Task: The answer must be an exact copy of the records, with no pictures in it.

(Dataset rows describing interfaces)
────────

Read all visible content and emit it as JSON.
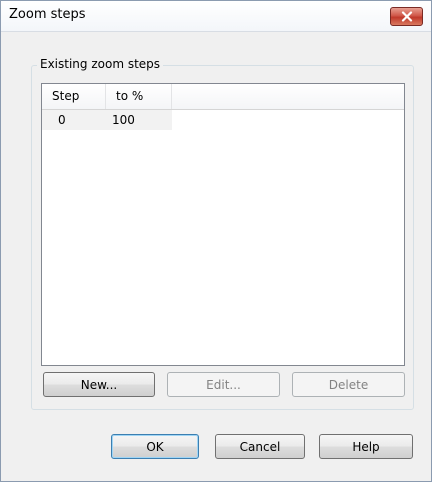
{
  "window": {
    "title": "Zoom steps"
  },
  "group": {
    "legend": "Existing zoom steps"
  },
  "list": {
    "columns": [
      "Step",
      "to %"
    ],
    "rows": [
      [
        "0",
        "100"
      ]
    ]
  },
  "list_buttons": {
    "new": "New...",
    "edit": "Edit...",
    "delete": "Delete"
  },
  "dialog_buttons": {
    "ok": "OK",
    "cancel": "Cancel",
    "help": "Help"
  },
  "icons": {
    "close": "close-icon"
  },
  "colors": {
    "close_button": "#c0392b",
    "default_button_border": "#3c7fb1"
  }
}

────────

Solved problem:
Read all visible content and emit it as JSON.
{
  "window": {
    "title": "Zoom steps"
  },
  "group": {
    "legend": "Existing zoom steps"
  },
  "list": {
    "columns": [
      "Step",
      "to %"
    ],
    "rows": [
      [
        "0",
        "100"
      ]
    ]
  },
  "list_buttons": {
    "new": "New...",
    "edit": "Edit...",
    "delete": "Delete"
  },
  "dialog_buttons": {
    "ok": "OK",
    "cancel": "Cancel",
    "help": "Help"
  },
  "icons": {
    "close": "close-icon"
  },
  "colors": {
    "close_button": "#c0392b",
    "default_button_border": "#3c7fb1"
  }
}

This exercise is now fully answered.